Data extracted from a collection
=== Section Start ===
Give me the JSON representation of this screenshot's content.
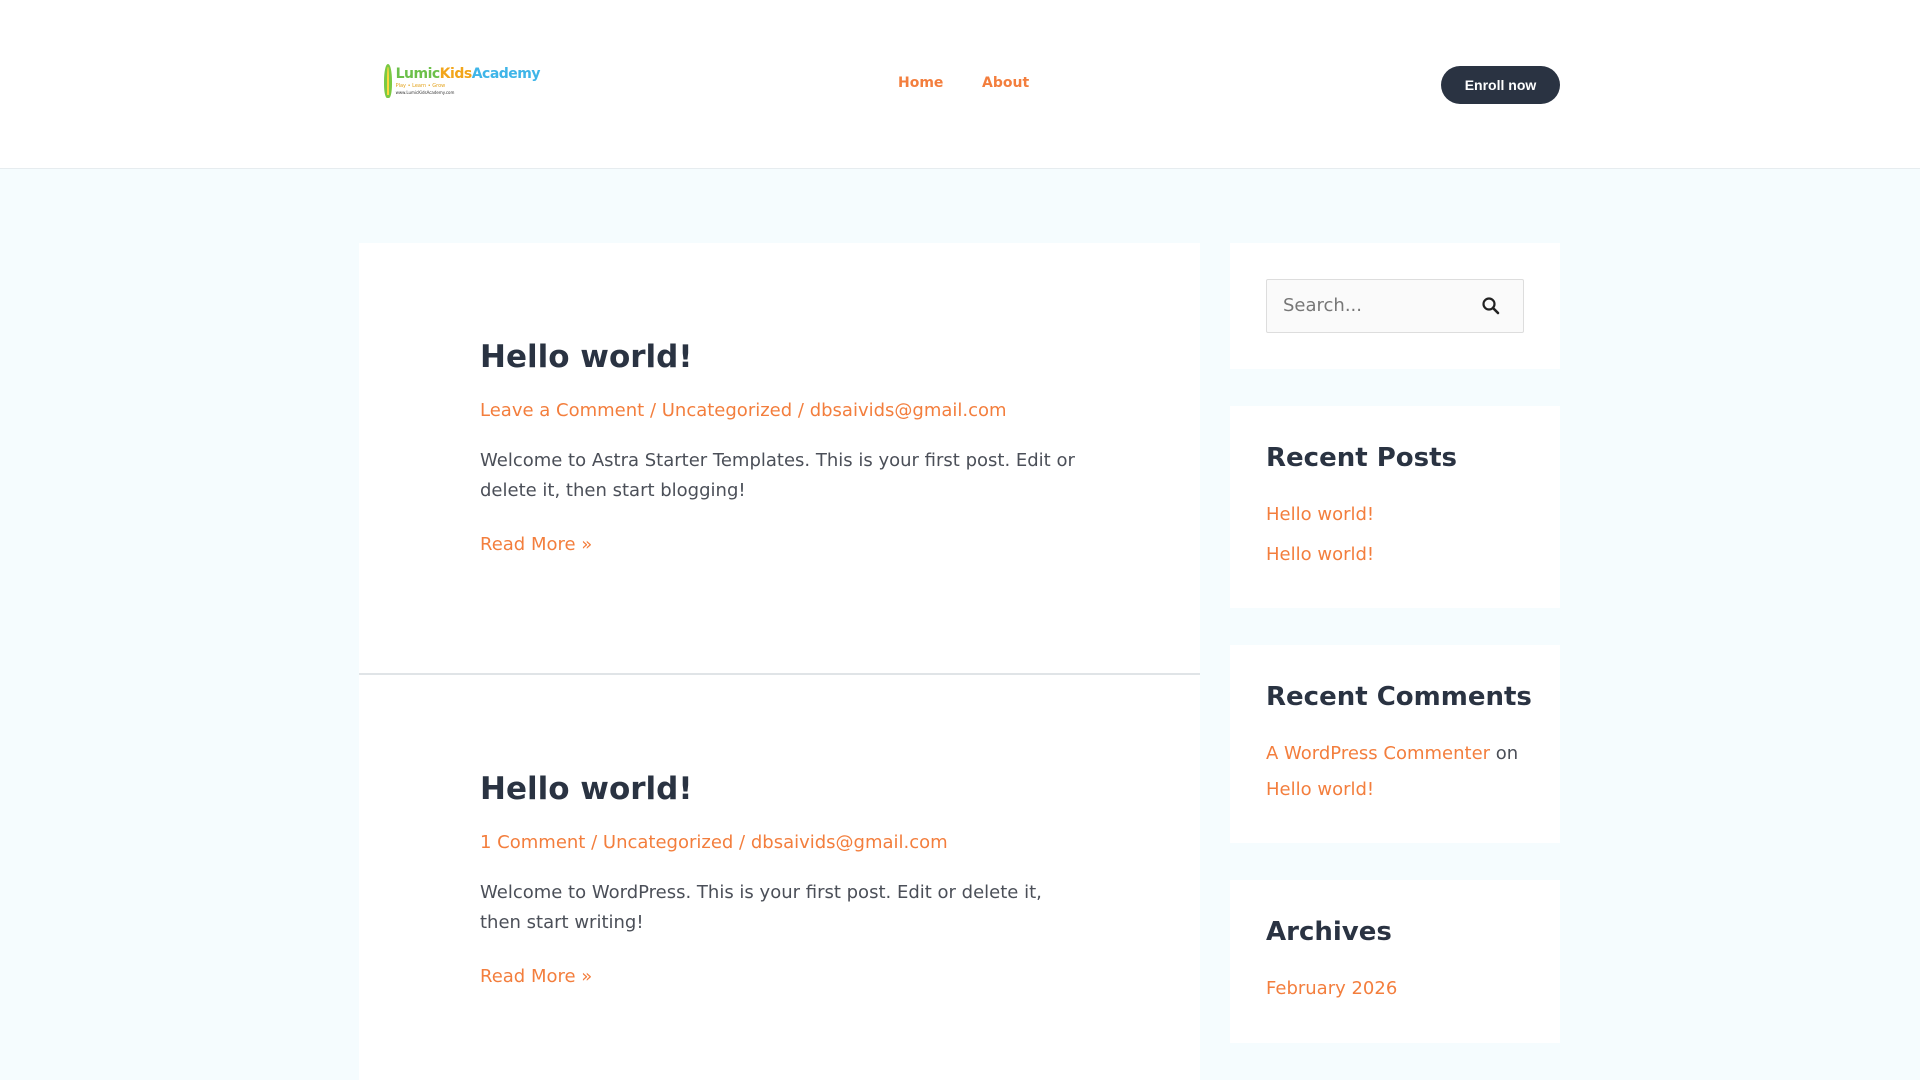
{
  "header": {
    "logo_text": "LumicKidsAcademy",
    "logo_tagline": "Play • Learn • Grow",
    "logo_url": "www.LumicKidsAcademy.com",
    "nav": [
      "Home",
      "About"
    ],
    "cta": "Enroll now"
  },
  "posts": [
    {
      "title": "Hello world!",
      "meta": [
        "Leave a Comment",
        "Uncategorized",
        "dbsaivids@gmail.com"
      ],
      "excerpt": "Welcome to Astra Starter Templates. This is your first post. Edit or delete it, then start blogging!",
      "read_more": "Read More »"
    },
    {
      "title": "Hello world!",
      "meta": [
        "1 Comment",
        "Uncategorized",
        "dbsaivids@gmail.com"
      ],
      "excerpt": "Welcome to WordPress. This is your first post. Edit or delete it, then start writing!",
      "read_more": "Read More »"
    }
  ],
  "sidebar": {
    "search_placeholder": "Search...",
    "recent_posts": {
      "title": "Recent Posts",
      "items": [
        "Hello world!",
        "Hello world!"
      ]
    },
    "recent_comments": {
      "title": "Recent Comments",
      "author": "A WordPress Commenter",
      "on": "on",
      "post": "Hello world!"
    },
    "archives": {
      "title": "Archives",
      "items": [
        "February 2026"
      ]
    }
  },
  "sep": " / "
}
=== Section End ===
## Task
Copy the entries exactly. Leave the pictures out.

## Exercise result
Give me the JSON representation of this screenshot's content.
{
  "header": {
    "logo_text": "LumicKidsAcademy",
    "logo_tagline": "Play • Learn • Grow",
    "logo_url": "www.LumicKidsAcademy.com",
    "nav": [
      "Home",
      "About"
    ],
    "cta": "Enroll now"
  },
  "posts": [
    {
      "title": "Hello world!",
      "meta": [
        "Leave a Comment",
        "Uncategorized",
        "dbsaivids@gmail.com"
      ],
      "excerpt": "Welcome to Astra Starter Templates. This is your first post. Edit or delete it, then start blogging!",
      "read_more": "Read More »"
    },
    {
      "title": "Hello world!",
      "meta": [
        "1 Comment",
        "Uncategorized",
        "dbsaivids@gmail.com"
      ],
      "excerpt": "Welcome to WordPress. This is your first post. Edit or delete it, then start writing!",
      "read_more": "Read More »"
    }
  ],
  "sidebar": {
    "search_placeholder": "Search...",
    "recent_posts": {
      "title": "Recent Posts",
      "items": [
        "Hello world!",
        "Hello world!"
      ]
    },
    "recent_comments": {
      "title": "Recent Comments",
      "author": "A WordPress Commenter",
      "on": "on",
      "post": "Hello world!"
    },
    "archives": {
      "title": "Archives",
      "items": [
        "February 2026"
      ]
    }
  },
  "sep": " / "
}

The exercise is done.